porcelain crafted by Terri Danek-Meyer has a look similar
to the spatterware pottery from Staffordshire in 1750 and from
the Wedgwood factory about 1800-1820. Actually, Terri developed
her style before she had seen spatterware which explains the freshness
of the designs that only a contemporary body of work can give.
porcelain Terri creates begins as a clay body made with ingredients
imported from England. While expensive and the most difficult
to throw on the wheel - potters often compare the consistency
to cream cheese - the final result is beautiful both in look and
clear glazes are made from scratch. The main ingredient is Cornwall
stone, produced in Cornwall, England. This makes the glaze hard

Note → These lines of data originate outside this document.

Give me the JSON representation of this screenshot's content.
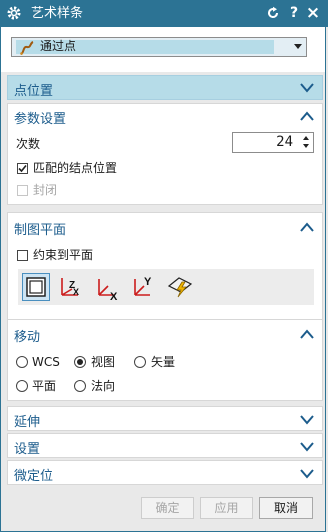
{
  "window": {
    "title": "艺术样条",
    "reset_icon": "refresh-icon",
    "help_label": "?",
    "close_label": "×"
  },
  "type_select": {
    "value": "通过点"
  },
  "sections": {
    "point_position": {
      "title": "点位置"
    },
    "params": {
      "title": "参数设置",
      "degree_label": "次数",
      "degree_value": "24",
      "match_knots_label": "匹配的结点位置",
      "match_knots_checked": true,
      "closed_label": "封闭",
      "closed_checked": false
    },
    "plane": {
      "title": "制图平面",
      "constrain_label": "约束到平面",
      "constrain_checked": false,
      "tools": [
        "view-plane-icon",
        "xc-plane-icon",
        "yz-plane-icon",
        "xy-plane-icon",
        "plane-dialog-icon"
      ]
    },
    "move": {
      "title": "移动",
      "options": [
        {
          "label": "WCS",
          "selected": false
        },
        {
          "label": "视图",
          "selected": true
        },
        {
          "label": "矢量",
          "selected": false
        },
        {
          "label": "平面",
          "selected": false
        },
        {
          "label": "法向",
          "selected": false
        }
      ]
    },
    "extend": {
      "title": "延伸"
    },
    "settings": {
      "title": "设置"
    },
    "fine_tune": {
      "title": "微定位"
    }
  },
  "buttons": {
    "ok": "确定",
    "apply": "应用",
    "cancel": "取消"
  },
  "colors": {
    "titlebar": "#2c7394",
    "section_title": "#1c5c8c",
    "highlight": "#b6dce8"
  }
}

as well as scratch and stain resistant. Esthetically, it gives
the glaze a buttery look and feel.
The pottery is completely safe to use. There is no lead whatsoever
in the glaze. All pieces are microwaveable, ovenproof and dishwasher
safe. Every edge of each piece has been carefully rounded and
smoothed to be comfortable to the user and also chip-resistant.
is a graduate of Alfred University New York State College of Ceramics.
Her work has been written up in publications including Early American
Homes, Country Living, and the Annual Directory of 200 Best Traditional
American Crafts. You can also see Terri's porcelain at the White
House where it is part of the permanent collection.